- Page and application data records -
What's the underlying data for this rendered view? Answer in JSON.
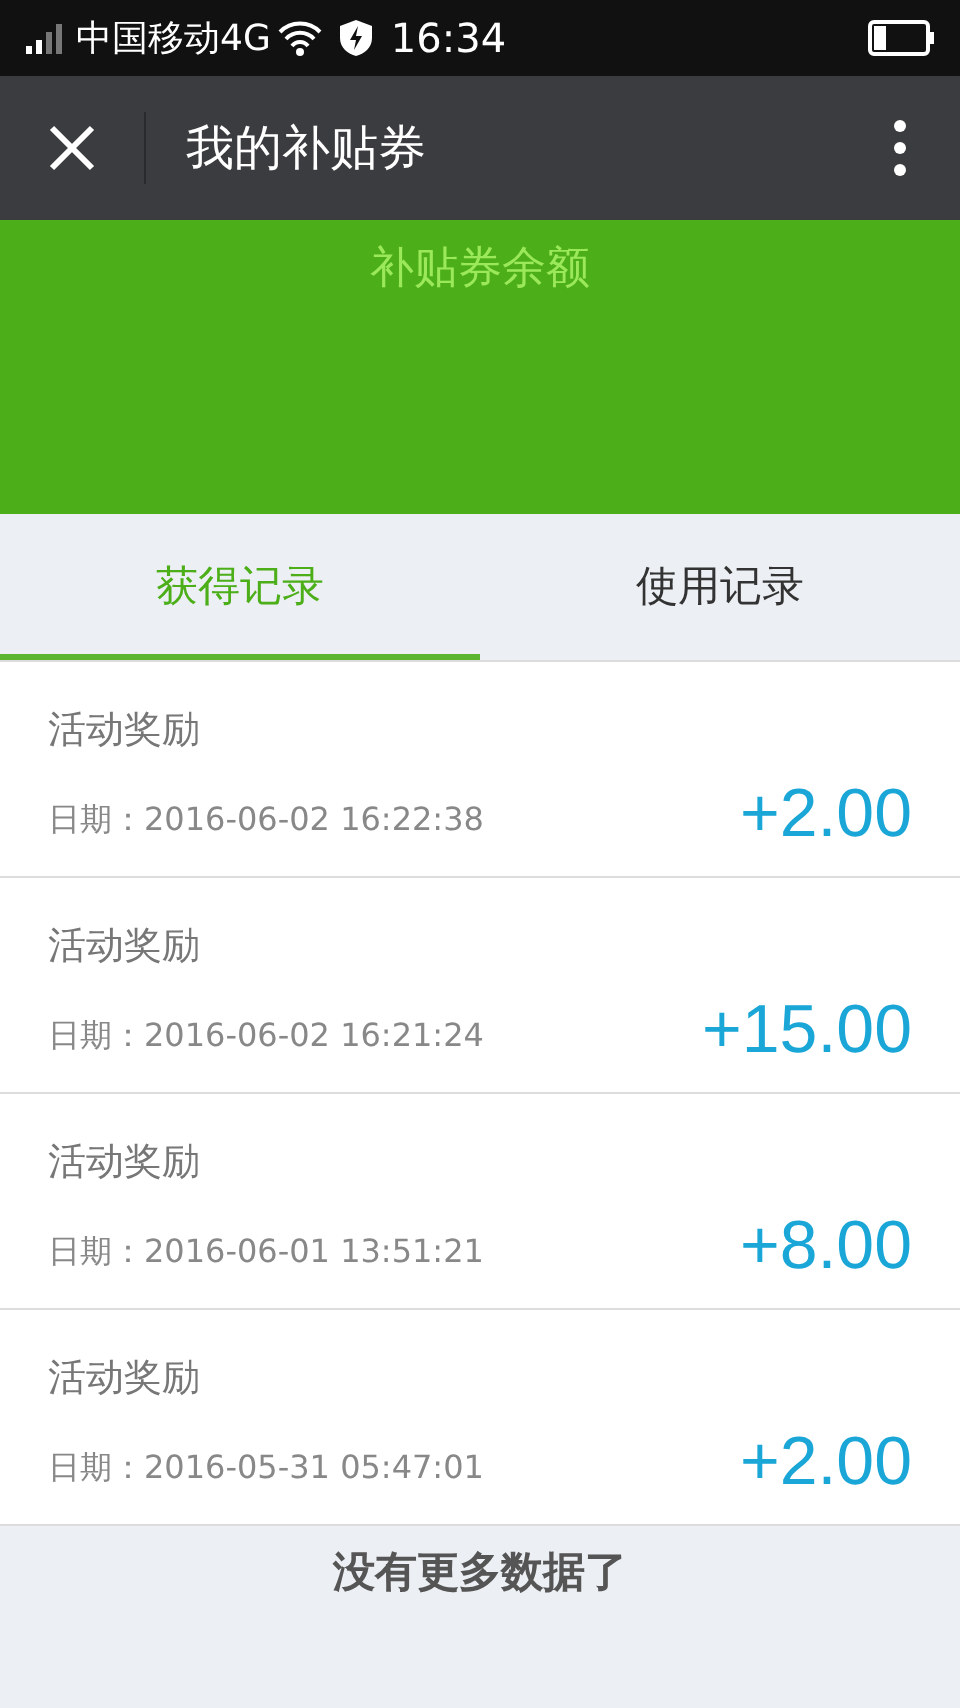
{
  "status_bar": {
    "carrier": "中国移动4G",
    "time": "16:34"
  },
  "nav": {
    "title": "我的补贴券"
  },
  "balance": {
    "label": "补贴券余额"
  },
  "tabs": [
    {
      "label": "获得记录",
      "selected": true
    },
    {
      "label": "使用记录",
      "selected": false
    }
  ],
  "records": [
    {
      "title": "活动奖励",
      "date": "日期：2016-06-02 16:22:38",
      "amount": "+2.00"
    },
    {
      "title": "活动奖励",
      "date": "日期：2016-06-02 16:21:24",
      "amount": "+15.00"
    },
    {
      "title": "活动奖励",
      "date": "日期：2016-06-01 13:51:21",
      "amount": "+8.00"
    },
    {
      "title": "活动奖励",
      "date": "日期：2016-05-31 05:47:01",
      "amount": "+2.00"
    }
  ],
  "footer": "没有更多数据了"
}
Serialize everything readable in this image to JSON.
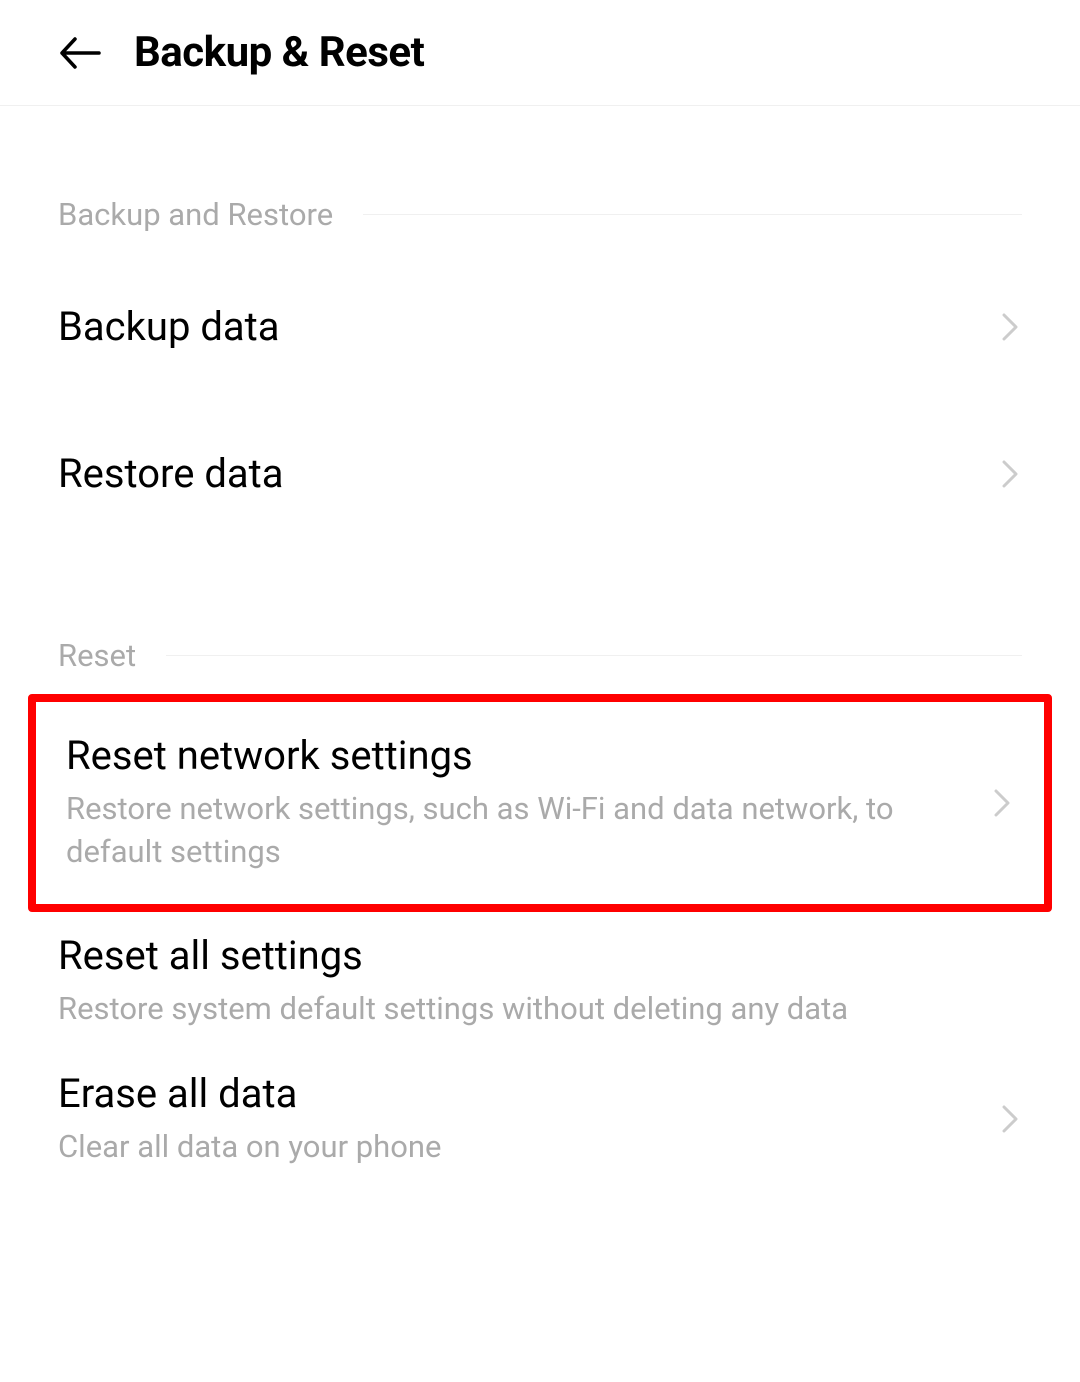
{
  "header": {
    "title": "Backup & Reset"
  },
  "sections": {
    "backup_restore": {
      "label": "Backup and Restore",
      "items": {
        "backup_data": {
          "title": "Backup data"
        },
        "restore_data": {
          "title": "Restore data"
        }
      }
    },
    "reset": {
      "label": "Reset",
      "items": {
        "reset_network": {
          "title": "Reset network settings",
          "subtitle": "Restore network settings, such as Wi-Fi and data network, to default settings"
        },
        "reset_all": {
          "title": "Reset all settings",
          "subtitle": "Restore system default settings without deleting any data"
        },
        "erase_all": {
          "title": "Erase all data",
          "subtitle": "Clear all data on your phone"
        }
      }
    }
  }
}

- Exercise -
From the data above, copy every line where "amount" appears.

- Exercise result -
      "amount": "+2.00"
      "amount": "+15.00"
      "amount": "+8.00"
      "amount": "+2.00"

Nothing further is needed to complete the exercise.